INSTRUCTIONS FOR THE TASK - Only the pictures should be left out; write out all other data exactly.

[Website and app data records]
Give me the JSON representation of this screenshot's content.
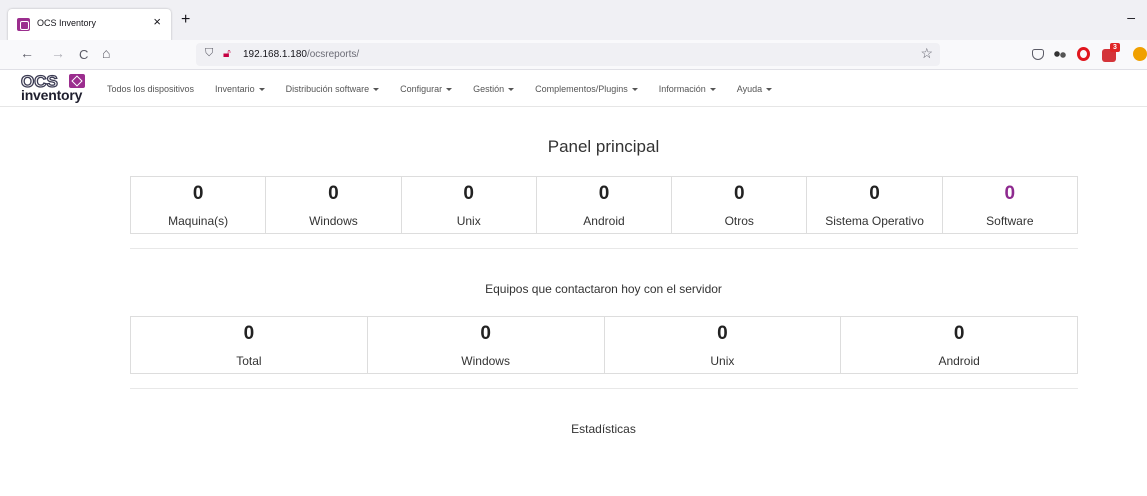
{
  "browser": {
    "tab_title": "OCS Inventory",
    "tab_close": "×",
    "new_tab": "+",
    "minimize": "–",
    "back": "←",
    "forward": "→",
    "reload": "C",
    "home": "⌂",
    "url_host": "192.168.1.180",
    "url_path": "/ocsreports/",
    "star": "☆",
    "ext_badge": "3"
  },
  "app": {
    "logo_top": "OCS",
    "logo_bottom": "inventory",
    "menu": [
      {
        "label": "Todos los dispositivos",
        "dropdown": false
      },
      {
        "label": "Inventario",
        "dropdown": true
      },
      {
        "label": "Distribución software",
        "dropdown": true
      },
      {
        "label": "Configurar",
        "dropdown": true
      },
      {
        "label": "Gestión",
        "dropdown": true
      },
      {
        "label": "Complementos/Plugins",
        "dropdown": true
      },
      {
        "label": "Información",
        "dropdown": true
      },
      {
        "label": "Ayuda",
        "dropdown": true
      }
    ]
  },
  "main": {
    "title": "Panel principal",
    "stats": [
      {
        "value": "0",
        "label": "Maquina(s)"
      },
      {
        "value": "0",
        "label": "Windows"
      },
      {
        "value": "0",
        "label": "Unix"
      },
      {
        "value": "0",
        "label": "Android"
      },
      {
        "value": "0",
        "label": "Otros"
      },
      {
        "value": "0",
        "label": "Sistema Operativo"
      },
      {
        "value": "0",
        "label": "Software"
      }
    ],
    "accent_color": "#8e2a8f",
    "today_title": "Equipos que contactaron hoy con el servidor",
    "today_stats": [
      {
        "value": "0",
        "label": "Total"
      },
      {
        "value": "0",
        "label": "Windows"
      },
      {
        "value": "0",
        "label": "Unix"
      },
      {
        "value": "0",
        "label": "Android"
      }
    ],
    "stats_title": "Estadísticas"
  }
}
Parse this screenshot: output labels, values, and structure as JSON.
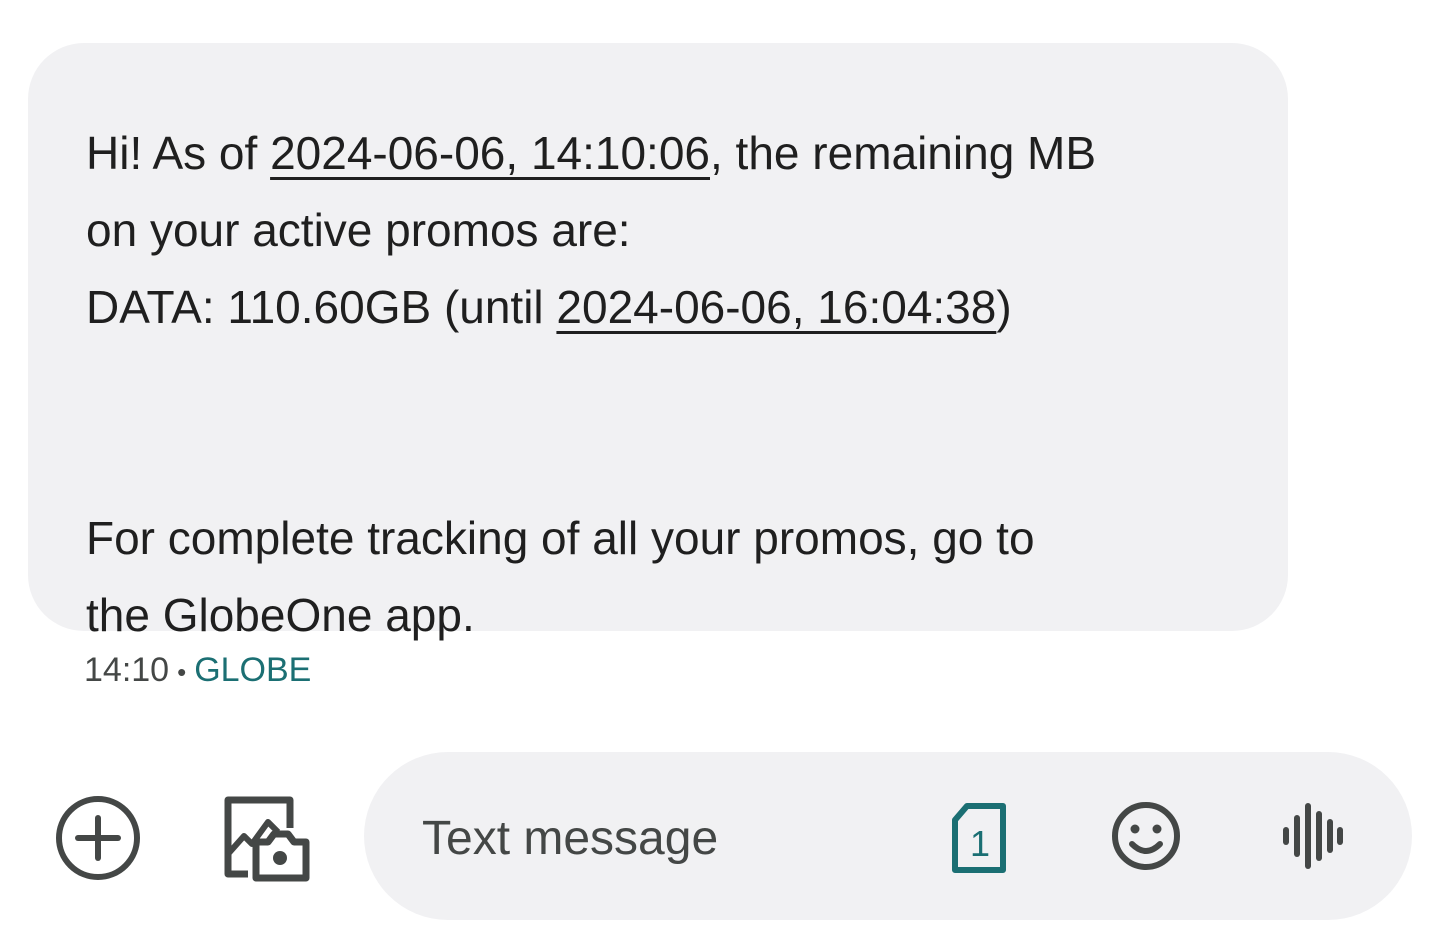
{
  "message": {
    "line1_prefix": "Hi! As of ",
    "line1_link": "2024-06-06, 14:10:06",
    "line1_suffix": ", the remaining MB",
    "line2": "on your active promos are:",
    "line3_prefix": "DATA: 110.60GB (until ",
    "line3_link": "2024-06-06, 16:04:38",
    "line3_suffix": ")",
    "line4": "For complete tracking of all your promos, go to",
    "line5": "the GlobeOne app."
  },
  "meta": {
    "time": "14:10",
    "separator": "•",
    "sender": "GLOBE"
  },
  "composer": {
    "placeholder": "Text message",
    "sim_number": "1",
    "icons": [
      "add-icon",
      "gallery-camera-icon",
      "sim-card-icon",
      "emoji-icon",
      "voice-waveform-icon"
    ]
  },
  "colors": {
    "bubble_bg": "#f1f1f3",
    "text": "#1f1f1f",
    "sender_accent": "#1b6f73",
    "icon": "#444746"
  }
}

ANSWER SECTION -
Give me the JSON representation of this screenshot's content.
{
  "browser": {
    "tab_title": "OCS Inventory",
    "tab_close": "×",
    "new_tab": "+",
    "minimize": "–",
    "back": "←",
    "forward": "→",
    "reload": "C",
    "home": "⌂",
    "url_host": "192.168.1.180",
    "url_path": "/ocsreports/",
    "star": "☆",
    "ext_badge": "3"
  },
  "app": {
    "logo_top": "OCS",
    "logo_bottom": "inventory",
    "menu": [
      {
        "label": "Todos los dispositivos",
        "dropdown": false
      },
      {
        "label": "Inventario",
        "dropdown": true
      },
      {
        "label": "Distribución software",
        "dropdown": true
      },
      {
        "label": "Configurar",
        "dropdown": true
      },
      {
        "label": "Gestión",
        "dropdown": true
      },
      {
        "label": "Complementos/Plugins",
        "dropdown": true
      },
      {
        "label": "Información",
        "dropdown": true
      },
      {
        "label": "Ayuda",
        "dropdown": true
      }
    ]
  },
  "main": {
    "title": "Panel principal",
    "stats": [
      {
        "value": "0",
        "label": "Maquina(s)"
      },
      {
        "value": "0",
        "label": "Windows"
      },
      {
        "value": "0",
        "label": "Unix"
      },
      {
        "value": "0",
        "label": "Android"
      },
      {
        "value": "0",
        "label": "Otros"
      },
      {
        "value": "0",
        "label": "Sistema Operativo"
      },
      {
        "value": "0",
        "label": "Software"
      }
    ],
    "accent_color": "#8e2a8f",
    "today_title": "Equipos que contactaron hoy con el servidor",
    "today_stats": [
      {
        "value": "0",
        "label": "Total"
      },
      {
        "value": "0",
        "label": "Windows"
      },
      {
        "value": "0",
        "label": "Unix"
      },
      {
        "value": "0",
        "label": "Android"
      }
    ],
    "stats_title": "Estadísticas"
  }
}
Parse this screenshot: output labels, values, and structure as JSON.
{
  "message": {
    "line1_prefix": "Hi! As of ",
    "line1_link": "2024-06-06, 14:10:06",
    "line1_suffix": ", the remaining MB",
    "line2": "on your active promos are:",
    "line3_prefix": "DATA: 110.60GB (until ",
    "line3_link": "2024-06-06, 16:04:38",
    "line3_suffix": ")",
    "line4": "For complete tracking of all your promos, go to",
    "line5": "the GlobeOne app."
  },
  "meta": {
    "time": "14:10",
    "separator": "•",
    "sender": "GLOBE"
  },
  "composer": {
    "placeholder": "Text message",
    "sim_number": "1",
    "icons": [
      "add-icon",
      "gallery-camera-icon",
      "sim-card-icon",
      "emoji-icon",
      "voice-waveform-icon"
    ]
  },
  "colors": {
    "bubble_bg": "#f1f1f3",
    "text": "#1f1f1f",
    "sender_accent": "#1b6f73",
    "icon": "#444746"
  }
}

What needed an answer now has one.